Pacino di Bonaguida, Tree of Life.
Thanks be to God, who has given us this victory through Jesus Christ, our Lord. I know that he took upon himself our sins, sorrows, and weaknesses in Gethsemane and carried them to the cross. I know that he suffered and died for me and for you. I know that he came forth from the tomb that first Easter, rising with healing in his wings. May we stand as witnesses of this at all times, in all things, and in all places—preaching Jesus Christ, and him crucified and risen.
 Gaye Strathearn, “Christ’s Crucifixion: Reclamation of the Cross,” Religious Educator 14, no. 1 (2013): 45–57.
 Robert L. Millet, “What Happened to the Cross?,” in What Happened to the Cross? (Salt Lake City: Deseret Book, 2007), 105.
 Millet, “What Happened to the Cross?,” 106‒7.
 Eric D. Huntsman, God So Loved the World (Salt Lake City: Deseret Book, 2011), 66.
 Huntsman, God So Loved the World, 66.
 Jeffery R. Holland, “None Were with Him,” Ensign, May 2009, 86.
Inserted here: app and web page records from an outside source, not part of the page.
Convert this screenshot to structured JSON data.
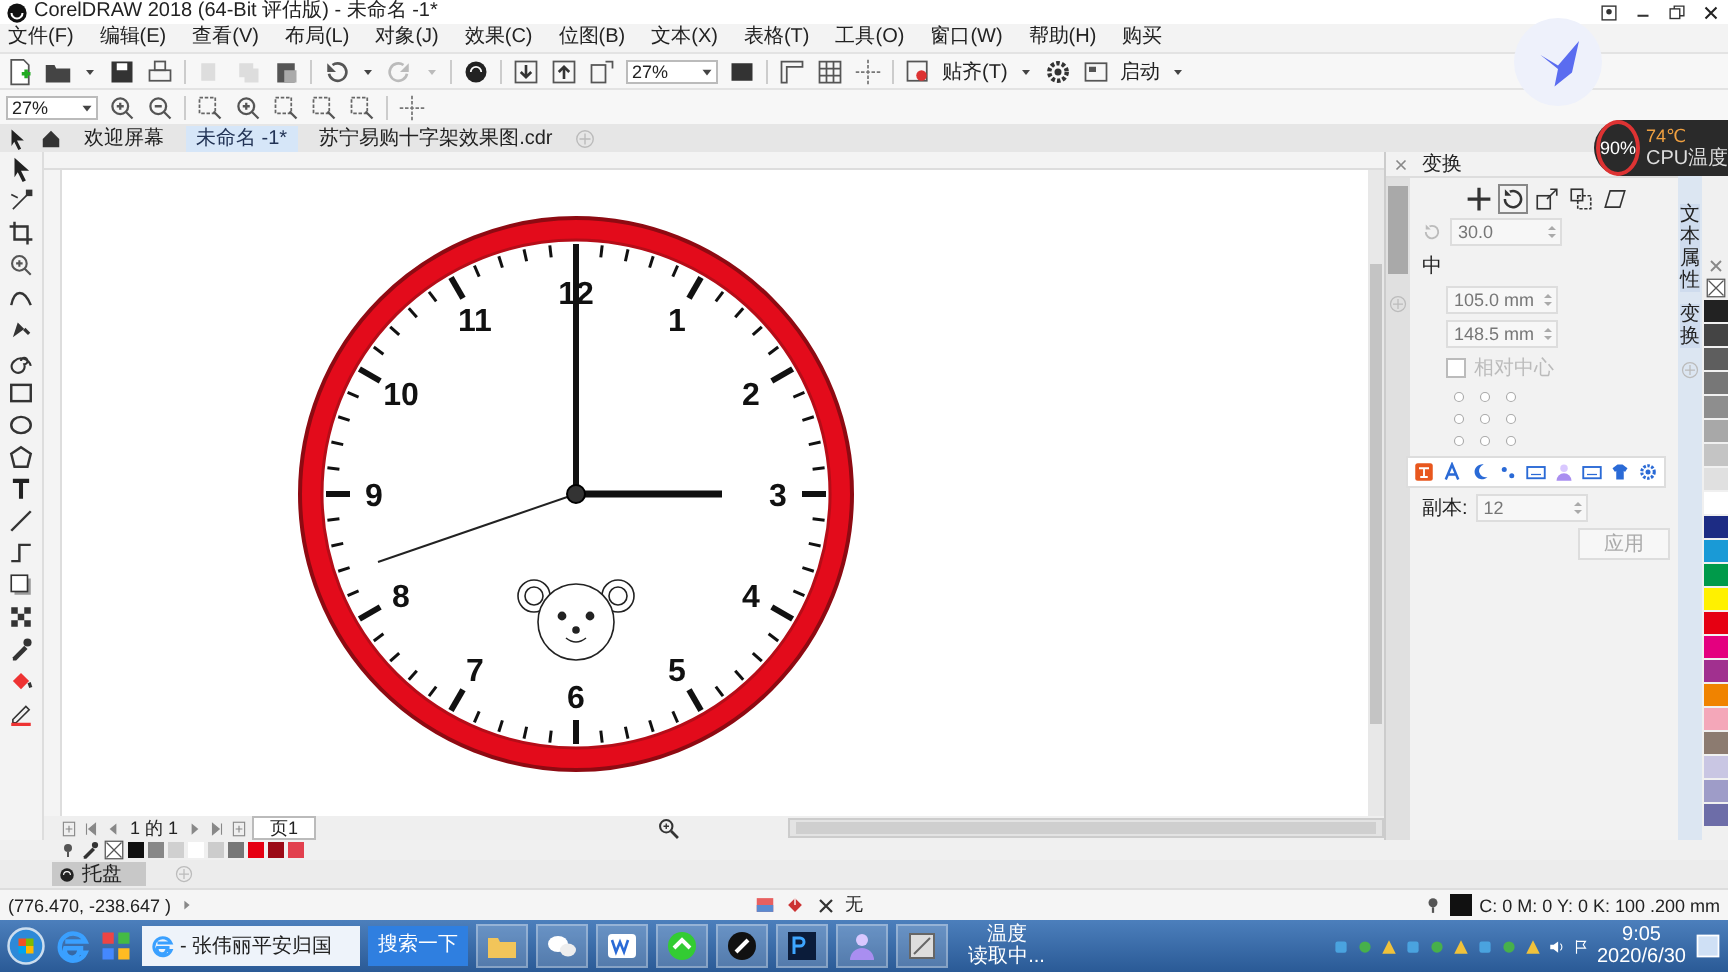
{
  "window": {
    "title": "CorelDRAW 2018 (64-Bit 评估版) - 未命名 -1*"
  },
  "menu": [
    "文件(F)",
    "编辑(E)",
    "查看(V)",
    "布局(L)",
    "对象(J)",
    "效果(C)",
    "位图(B)",
    "文本(X)",
    "表格(T)",
    "工具(O)",
    "窗口(W)",
    "帮助(H)",
    "购买"
  ],
  "toolbar": {
    "zoom": "27%",
    "snap": "贴齐(T)",
    "launch": "启动"
  },
  "property_bar": {
    "zoom": "27%"
  },
  "doc_tabs": [
    {
      "label": "欢迎屏幕",
      "selected": false
    },
    {
      "label": "未命名 -1*",
      "selected": true
    },
    {
      "label": "苏宁易购十字架效果图.cdr",
      "selected": false
    }
  ],
  "clock": {
    "numerals": [
      "12",
      "1",
      "2",
      "3",
      "4",
      "5",
      "6",
      "7",
      "8",
      "9",
      "10",
      "11"
    ]
  },
  "page_nav": {
    "counter": "1 的 1",
    "page_tab": "页1"
  },
  "docker": {
    "title": "变换",
    "angle": "30.0",
    "center_label": "中",
    "x": "105.0 mm",
    "y": "148.5 mm",
    "relative": "相对中心",
    "relative_checked": false,
    "copies_label": "副本:",
    "copies": "12",
    "apply": "应用"
  },
  "side_tabs": [
    "文本属性",
    "变换"
  ],
  "palette": [
    {
      "color": "#222222"
    },
    {
      "color": "#444444"
    },
    {
      "color": "#5e5e5e"
    },
    {
      "color": "#777777"
    },
    {
      "color": "#8e8e8e"
    },
    {
      "color": "#a8a8a8"
    },
    {
      "color": "#c4c4c4"
    },
    {
      "color": "#e0e0e0"
    },
    {
      "color": "#ffffff"
    },
    {
      "color": "#1d2c84"
    },
    {
      "color": "#1a9ad6"
    },
    {
      "color": "#009a4a"
    },
    {
      "color": "#fff100"
    },
    {
      "color": "#e60012"
    },
    {
      "color": "#e4007f"
    },
    {
      "color": "#a1308f"
    },
    {
      "color": "#f08300"
    },
    {
      "color": "#f4a7b9"
    },
    {
      "color": "#8c7b70"
    },
    {
      "color": "#c9c6e3"
    },
    {
      "color": "#9e9cc8"
    },
    {
      "color": "#6d6da8"
    }
  ],
  "document_palette": [
    {
      "color": "#111111"
    },
    {
      "color": "#888888"
    },
    {
      "color": "#d0d0d0"
    },
    {
      "color": "#ffffff"
    },
    {
      "color": "#cccccc"
    },
    {
      "color": "#777777"
    },
    {
      "color": "#e60012"
    },
    {
      "color": "#9c0a16"
    },
    {
      "color": "#e2404e"
    }
  ],
  "tray": {
    "label": "托盘"
  },
  "status_bar": {
    "coordinates": "(776.470, -238.647 )",
    "fill": "无",
    "outline": "C: 0 M: 0 Y: 0 K: 100  .200 mm"
  },
  "cpu_meter": {
    "usage": "90%",
    "temperature": "74℃",
    "label": "CPU温度"
  },
  "taskbar": {
    "window_button": "- 张伟丽平安归国",
    "search_button": "搜索一下",
    "weather": "温度",
    "weather_status": "读取中...",
    "time": "9:05",
    "date": "2020/6/30"
  }
}
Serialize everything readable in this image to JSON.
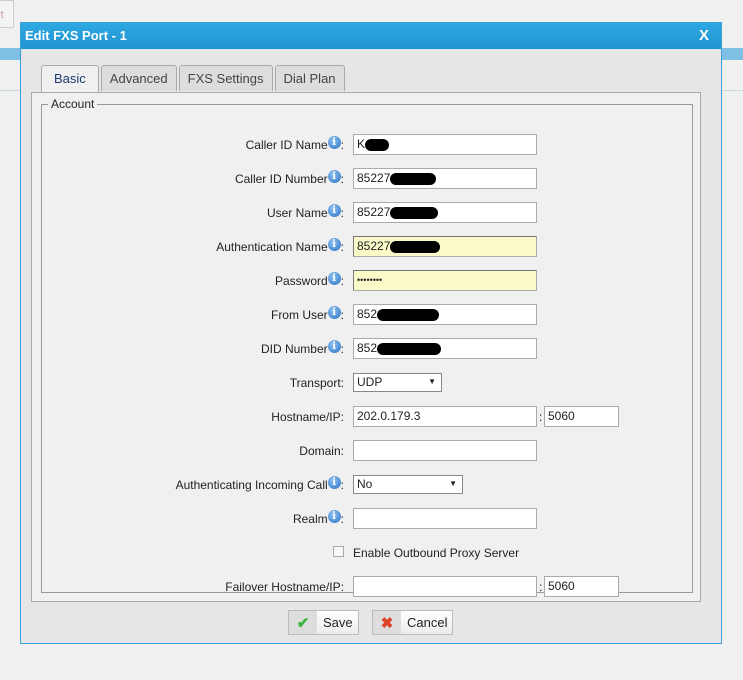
{
  "background": {
    "button_fragment": "rt"
  },
  "dialog": {
    "title": "Edit FXS Port - 1",
    "close_label": "X"
  },
  "tabs": [
    {
      "label": "Basic",
      "active": true
    },
    {
      "label": "Advanced"
    },
    {
      "label": "FXS Settings"
    },
    {
      "label": "Dial Plan"
    }
  ],
  "account": {
    "legend": "Account",
    "caller_id_name": {
      "label": "Caller ID Name",
      "value": "K"
    },
    "caller_id_number": {
      "label": "Caller ID Number",
      "value": "85227"
    },
    "user_name": {
      "label": "User Name",
      "value": "85227"
    },
    "auth_name": {
      "label": "Authentication Name",
      "value": "85227"
    },
    "password": {
      "label": "Password",
      "value": "••••••••"
    },
    "from_user": {
      "label": "From User",
      "value": "852"
    },
    "did_number": {
      "label": "DID Number",
      "value": "852"
    },
    "transport": {
      "label": "Transport",
      "value": "UDP"
    },
    "hostname": {
      "label": "Hostname/IP",
      "value": "202.0.179.3",
      "port": "5060"
    },
    "domain": {
      "label": "Domain",
      "value": ""
    },
    "auth_incoming": {
      "label": "Authenticating Incoming Call",
      "value": "No"
    },
    "realm": {
      "label": "Realm",
      "value": ""
    },
    "outbound_proxy": {
      "label": "Enable Outbound Proxy Server",
      "checked": false
    },
    "failover": {
      "label": "Failover Hostname/IP",
      "value": "",
      "port": "5060"
    }
  },
  "buttons": {
    "save": "Save",
    "cancel": "Cancel"
  },
  "colors": {
    "title_bar": "#1f94d2",
    "highlight_field": "#fafac8"
  }
}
 Leon Morris, The Gospel according to John (Grand Rapids, MI: Eerdmans, 1995), 198‒99, 401, 531‒32; Huntsman, God So Loved the World, 84‒85.
 Boyd K. Packer, “The Mediator,” Ensign, May 1977, 54‒55; Gordon B. Hinckley, “The Wondrous and True Story of Christmas,” Ensign, December 2000, 4; Stephen E. Robinson, Believing Christ (Salt Lake City: Deseret Book, 1992), 30‒32.
 James D. G. Dunn, The Theology of Paul the Apostle (Grand Rapids, MI: Eerdmans, 1998), 212‒23, 227‒31.
 Dunn, Theology of Paul, 482‒87.
  Hayim Halevy Donim, To Be a Jew (New York: Basic Books, 1972), 297.
 See the discussion of Douglas J. Moo, The Epistle to the Romans, The New International Commentary on the New Testament (Grand Rapids, MI: Eerdmans, 1996), 359‒69.
 Gordon B. Hinckley, “The Symbol of Faith,” Ensign, April 2005, 4.